** WORK INSTRUCTIONS **
Present the following data again exactly as it is shown.

** MATERIAL SHOWN **
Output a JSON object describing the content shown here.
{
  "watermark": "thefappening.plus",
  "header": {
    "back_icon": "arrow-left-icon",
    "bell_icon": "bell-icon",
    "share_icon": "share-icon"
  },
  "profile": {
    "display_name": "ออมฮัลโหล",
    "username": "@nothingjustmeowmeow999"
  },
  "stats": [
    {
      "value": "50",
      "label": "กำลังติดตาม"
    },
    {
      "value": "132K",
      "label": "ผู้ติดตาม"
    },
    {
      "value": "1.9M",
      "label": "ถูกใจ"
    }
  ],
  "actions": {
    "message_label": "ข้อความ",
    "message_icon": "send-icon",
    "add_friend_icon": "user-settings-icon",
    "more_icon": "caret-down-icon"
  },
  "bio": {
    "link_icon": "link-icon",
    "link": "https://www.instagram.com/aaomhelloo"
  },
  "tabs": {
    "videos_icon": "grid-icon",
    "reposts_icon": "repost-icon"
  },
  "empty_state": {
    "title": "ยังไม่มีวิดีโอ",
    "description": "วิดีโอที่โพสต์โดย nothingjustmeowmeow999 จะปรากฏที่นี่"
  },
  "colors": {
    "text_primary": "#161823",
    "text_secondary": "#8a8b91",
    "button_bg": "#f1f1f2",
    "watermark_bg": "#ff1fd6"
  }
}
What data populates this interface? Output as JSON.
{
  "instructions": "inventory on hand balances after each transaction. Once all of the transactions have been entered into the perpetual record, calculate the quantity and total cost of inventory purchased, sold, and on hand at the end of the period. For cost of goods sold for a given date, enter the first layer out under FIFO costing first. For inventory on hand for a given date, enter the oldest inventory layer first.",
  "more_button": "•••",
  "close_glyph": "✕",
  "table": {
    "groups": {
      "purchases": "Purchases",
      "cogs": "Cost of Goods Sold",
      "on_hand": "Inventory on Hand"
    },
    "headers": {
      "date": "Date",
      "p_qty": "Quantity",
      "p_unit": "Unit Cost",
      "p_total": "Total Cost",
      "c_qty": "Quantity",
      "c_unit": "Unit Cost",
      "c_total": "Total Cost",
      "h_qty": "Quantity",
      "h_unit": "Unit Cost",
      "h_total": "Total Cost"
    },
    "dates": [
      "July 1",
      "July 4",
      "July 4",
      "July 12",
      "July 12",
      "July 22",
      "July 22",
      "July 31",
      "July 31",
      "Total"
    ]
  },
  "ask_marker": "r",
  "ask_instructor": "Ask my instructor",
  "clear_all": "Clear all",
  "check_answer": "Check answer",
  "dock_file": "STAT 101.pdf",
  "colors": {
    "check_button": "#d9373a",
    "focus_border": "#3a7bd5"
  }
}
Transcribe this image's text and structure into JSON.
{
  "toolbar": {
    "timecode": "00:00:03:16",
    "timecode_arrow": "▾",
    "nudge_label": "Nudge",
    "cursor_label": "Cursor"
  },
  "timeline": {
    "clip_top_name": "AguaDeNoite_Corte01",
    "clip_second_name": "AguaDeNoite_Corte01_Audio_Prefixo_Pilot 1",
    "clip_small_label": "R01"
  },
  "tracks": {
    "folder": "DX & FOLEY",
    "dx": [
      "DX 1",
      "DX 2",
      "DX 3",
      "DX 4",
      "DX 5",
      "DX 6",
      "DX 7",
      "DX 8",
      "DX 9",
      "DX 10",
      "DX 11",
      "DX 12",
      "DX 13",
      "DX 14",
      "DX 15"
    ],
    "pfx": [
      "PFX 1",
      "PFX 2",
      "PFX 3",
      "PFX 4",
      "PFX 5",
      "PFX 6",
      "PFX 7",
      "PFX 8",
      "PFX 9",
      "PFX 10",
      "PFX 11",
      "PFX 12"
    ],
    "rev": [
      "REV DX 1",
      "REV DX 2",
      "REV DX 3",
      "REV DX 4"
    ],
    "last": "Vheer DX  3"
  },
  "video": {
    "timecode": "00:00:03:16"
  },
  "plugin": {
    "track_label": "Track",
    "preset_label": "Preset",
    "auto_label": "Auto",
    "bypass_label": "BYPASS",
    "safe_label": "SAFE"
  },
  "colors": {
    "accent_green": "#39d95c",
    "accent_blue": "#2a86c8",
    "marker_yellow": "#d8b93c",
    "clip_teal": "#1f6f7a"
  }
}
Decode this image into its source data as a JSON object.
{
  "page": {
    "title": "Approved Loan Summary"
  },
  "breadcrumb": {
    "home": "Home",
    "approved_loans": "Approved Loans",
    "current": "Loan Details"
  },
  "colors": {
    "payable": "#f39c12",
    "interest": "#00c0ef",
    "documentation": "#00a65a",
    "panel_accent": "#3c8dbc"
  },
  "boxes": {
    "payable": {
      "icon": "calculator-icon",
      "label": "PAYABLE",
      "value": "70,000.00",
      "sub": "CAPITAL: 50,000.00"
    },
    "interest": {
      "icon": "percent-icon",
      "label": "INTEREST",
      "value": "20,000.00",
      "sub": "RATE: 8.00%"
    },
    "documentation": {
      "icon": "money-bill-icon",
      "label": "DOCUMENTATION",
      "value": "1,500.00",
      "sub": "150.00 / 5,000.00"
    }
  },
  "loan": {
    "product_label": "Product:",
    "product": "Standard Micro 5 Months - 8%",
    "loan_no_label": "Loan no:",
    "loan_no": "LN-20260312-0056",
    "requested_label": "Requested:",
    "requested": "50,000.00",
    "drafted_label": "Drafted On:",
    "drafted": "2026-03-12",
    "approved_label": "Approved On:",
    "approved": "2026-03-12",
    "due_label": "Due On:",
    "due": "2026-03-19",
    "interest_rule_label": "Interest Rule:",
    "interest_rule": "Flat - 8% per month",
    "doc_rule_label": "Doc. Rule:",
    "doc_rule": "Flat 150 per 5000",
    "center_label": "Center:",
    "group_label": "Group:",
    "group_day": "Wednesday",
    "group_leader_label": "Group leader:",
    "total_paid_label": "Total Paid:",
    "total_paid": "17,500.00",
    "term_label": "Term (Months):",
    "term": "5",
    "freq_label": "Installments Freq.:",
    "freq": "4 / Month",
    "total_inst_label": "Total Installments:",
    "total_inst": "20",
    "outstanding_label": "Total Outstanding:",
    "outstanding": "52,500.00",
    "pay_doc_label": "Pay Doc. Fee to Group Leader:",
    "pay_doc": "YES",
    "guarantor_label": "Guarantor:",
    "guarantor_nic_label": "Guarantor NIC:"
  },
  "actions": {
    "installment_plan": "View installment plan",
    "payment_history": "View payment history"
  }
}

** RESULT OF THE EXERCISE **
Output a JSON object describing the content shown here.
{
  "watermark": "thefappening.plus",
  "header": {
    "back_icon": "arrow-left-icon",
    "bell_icon": "bell-icon",
    "share_icon": "share-icon"
  },
  "profile": {
    "display_name": "ออมฮัลโหล",
    "username": "@nothingjustmeowmeow999"
  },
  "stats": [
    {
      "value": "50",
      "label": "กำลังติดตาม"
    },
    {
      "value": "132K",
      "label": "ผู้ติดตาม"
    },
    {
      "value": "1.9M",
      "label": "ถูกใจ"
    }
  ],
  "actions": {
    "message_label": "ข้อความ",
    "message_icon": "send-icon",
    "add_friend_icon": "user-settings-icon",
    "more_icon": "caret-down-icon"
  },
  "bio": {
    "link_icon": "link-icon",
    "link": "https://www.instagram.com/aaomhelloo"
  },
  "tabs": {
    "videos_icon": "grid-icon",
    "reposts_icon": "repost-icon"
  },
  "empty_state": {
    "title": "ยังไม่มีวิดีโอ",
    "description": "วิดีโอที่โพสต์โดย nothingjustmeowmeow999 จะปรากฏที่นี่"
  },
  "colors": {
    "text_primary": "#161823",
    "text_secondary": "#8a8b91",
    "button_bg": "#f1f1f2",
    "watermark_bg": "#ff1fd6"
  }
}
What data populates this interface? Output as JSON.
{
  "instructions": "inventory on hand balances after each transaction. Once all of the transactions have been entered into the perpetual record, calculate the quantity and total cost of inventory purchased, sold, and on hand at the end of the period. For cost of goods sold for a given date, enter the first layer out under FIFO costing first. For inventory on hand for a given date, enter the oldest inventory layer first.",
  "more_button": "•••",
  "close_glyph": "✕",
  "table": {
    "groups": {
      "purchases": "Purchases",
      "cogs": "Cost of Goods Sold",
      "on_hand": "Inventory on Hand"
    },
    "headers": {
      "date": "Date",
      "p_qty": "Quantity",
      "p_unit": "Unit Cost",
      "p_total": "Total Cost",
      "c_qty": "Quantity",
      "c_unit": "Unit Cost",
      "c_total": "Total Cost",
      "h_qty": "Quantity",
      "h_unit": "Unit Cost",
      "h_total": "Total Cost"
    },
    "dates": [
      "July 1",
      "July 4",
      "July 4",
      "July 12",
      "July 12",
      "July 22",
      "July 22",
      "July 31",
      "July 31",
      "Total"
    ]
  },
  "ask_marker": "r",
  "ask_instructor": "Ask my instructor",
  "clear_all": "Clear all",
  "check_answer": "Check answer",
  "dock_file": "STAT 101.pdf",
  "colors": {
    "check_button": "#d9373a",
    "focus_border": "#3a7bd5"
  }
}
Transcribe this image's text and structure into JSON.
{
  "toolbar": {
    "timecode": "00:00:03:16",
    "timecode_arrow": "▾",
    "nudge_label": "Nudge",
    "cursor_label": "Cursor"
  },
  "timeline": {
    "clip_top_name": "AguaDeNoite_Corte01",
    "clip_second_name": "AguaDeNoite_Corte01_Audio_Prefixo_Pilot 1",
    "clip_small_label": "R01"
  },
  "tracks": {
    "folder": "DX & FOLEY",
    "dx": [
      "DX 1",
      "DX 2",
      "DX 3",
      "DX 4",
      "DX 5",
      "DX 6",
      "DX 7",
      "DX 8",
      "DX 9",
      "DX 10",
      "DX 11",
      "DX 12",
      "DX 13",
      "DX 14",
      "DX 15"
    ],
    "pfx": [
      "PFX 1",
      "PFX 2",
      "PFX 3",
      "PFX 4",
      "PFX 5",
      "PFX 6",
      "PFX 7",
      "PFX 8",
      "PFX 9",
      "PFX 10",
      "PFX 11",
      "PFX 12"
    ],
    "rev": [
      "REV DX 1",
      "REV DX 2",
      "REV DX 3",
      "REV DX 4"
    ],
    "last": "Vheer DX  3"
  },
  "video": {
    "timecode": "00:00:03:16"
  },
  "plugin": {
    "track_label": "Track",
    "preset_label": "Preset",
    "auto_label": "Auto",
    "bypass_label": "BYPASS",
    "safe_label": "SAFE"
  },
  "colors": {
    "accent_green": "#39d95c",
    "accent_blue": "#2a86c8",
    "marker_yellow": "#d8b93c",
    "clip_teal": "#1f6f7a"
  }
}
Decode this image into its source data as a JSON object.
{
  "page": {
    "title": "Approved Loan Summary"
  },
  "breadcrumb": {
    "home": "Home",
    "approved_loans": "Approved Loans",
    "current": "Loan Details"
  },
  "colors": {
    "payable": "#f39c12",
    "interest": "#00c0ef",
    "documentation": "#00a65a",
    "panel_accent": "#3c8dbc"
  },
  "boxes": {
    "payable": {
      "icon": "calculator-icon",
      "label": "PAYABLE",
      "value": "70,000.00",
      "sub": "CAPITAL: 50,000.00"
    },
    "interest": {
      "icon": "percent-icon",
      "label": "INTEREST",
      "value": "20,000.00",
      "sub": "RATE: 8.00%"
    },
    "documentation": {
      "icon": "money-bill-icon",
      "label": "DOCUMENTATION",
      "value": "1,500.00",
      "sub": "150.00 / 5,000.00"
    }
  },
  "loan": {
    "product_label": "Product:",
    "product": "Standard Micro 5 Months - 8%",
    "loan_no_label": "Loan no:",
    "loan_no": "LN-20260312-0056",
    "requested_label": "Requested:",
    "requested": "50,000.00",
    "drafted_label": "Drafted On:",
    "drafted": "2026-03-12",
    "approved_label": "Approved On:",
    "approved": "2026-03-12",
    "due_label": "Due On:",
    "due": "2026-03-19",
    "interest_rule_label": "Interest Rule:",
    "interest_rule": "Flat - 8% per month",
    "doc_rule_label": "Doc. Rule:",
    "doc_rule": "Flat 150 per 5000",
    "center_label": "Center:",
    "group_label": "Group:",
    "group_day": "Wednesday",
    "group_leader_label": "Group leader:",
    "total_paid_label": "Total Paid:",
    "total_paid": "17,500.00",
    "term_label": "Term (Months):",
    "term": "5",
    "freq_label": "Installments Freq.:",
    "freq": "4 / Month",
    "total_inst_label": "Total Installments:",
    "total_inst": "20",
    "outstanding_label": "Total Outstanding:",
    "outstanding": "52,500.00",
    "pay_doc_label": "Pay Doc. Fee to Group Leader:",
    "pay_doc": "YES",
    "guarantor_label": "Guarantor:",
    "guarantor_nic_label": "Guarantor NIC:"
  },
  "actions": {
    "installment_plan": "View installment plan",
    "payment_history": "View payment history"
  }
}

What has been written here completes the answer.